***** Records for the exercise

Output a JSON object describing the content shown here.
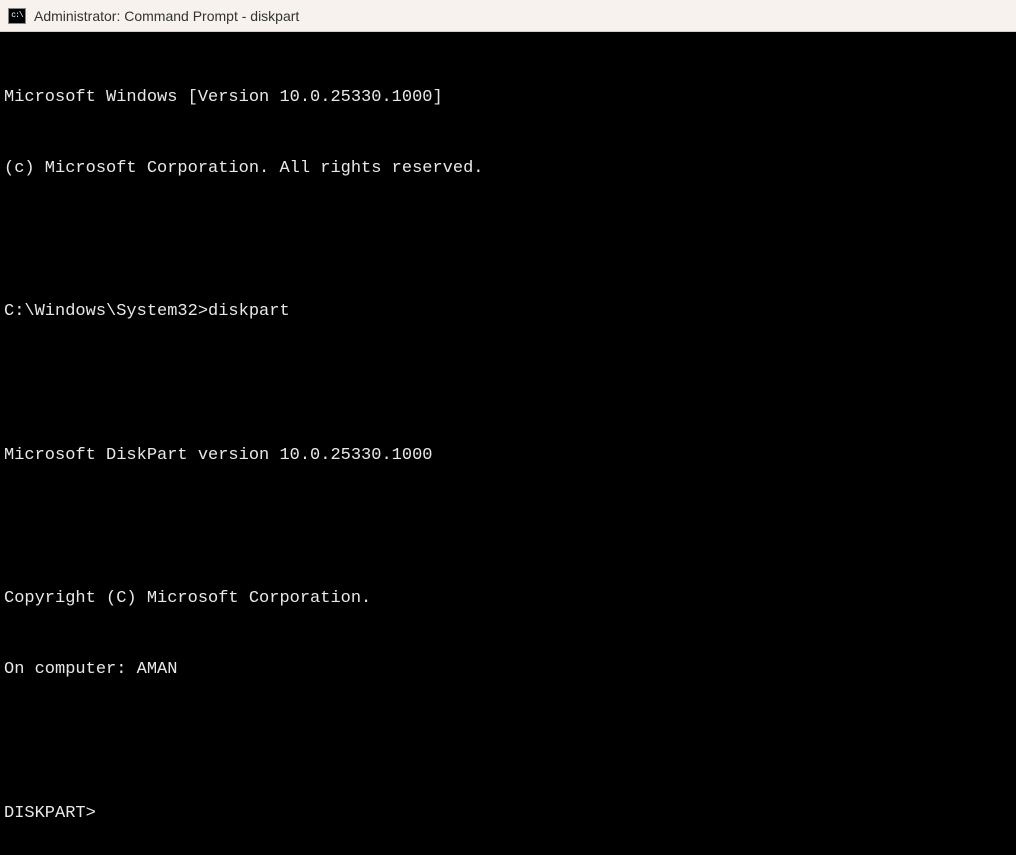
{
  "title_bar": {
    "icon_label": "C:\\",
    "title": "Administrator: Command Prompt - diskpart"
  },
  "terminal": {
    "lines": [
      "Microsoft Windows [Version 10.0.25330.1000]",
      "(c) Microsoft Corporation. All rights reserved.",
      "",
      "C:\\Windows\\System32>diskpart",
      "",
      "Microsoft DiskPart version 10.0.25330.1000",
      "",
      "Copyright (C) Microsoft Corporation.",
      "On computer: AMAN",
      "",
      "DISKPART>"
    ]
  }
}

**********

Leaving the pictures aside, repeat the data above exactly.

Output a JSON object describing the content shown here.
{
  "title_bar": {
    "icon_label": "C:\\",
    "title": "Administrator: Command Prompt - diskpart"
  },
  "terminal": {
    "lines": [
      "Microsoft Windows [Version 10.0.25330.1000]",
      "(c) Microsoft Corporation. All rights reserved.",
      "",
      "C:\\Windows\\System32>diskpart",
      "",
      "Microsoft DiskPart version 10.0.25330.1000",
      "",
      "Copyright (C) Microsoft Corporation.",
      "On computer: AMAN",
      "",
      "DISKPART>"
    ]
  }
}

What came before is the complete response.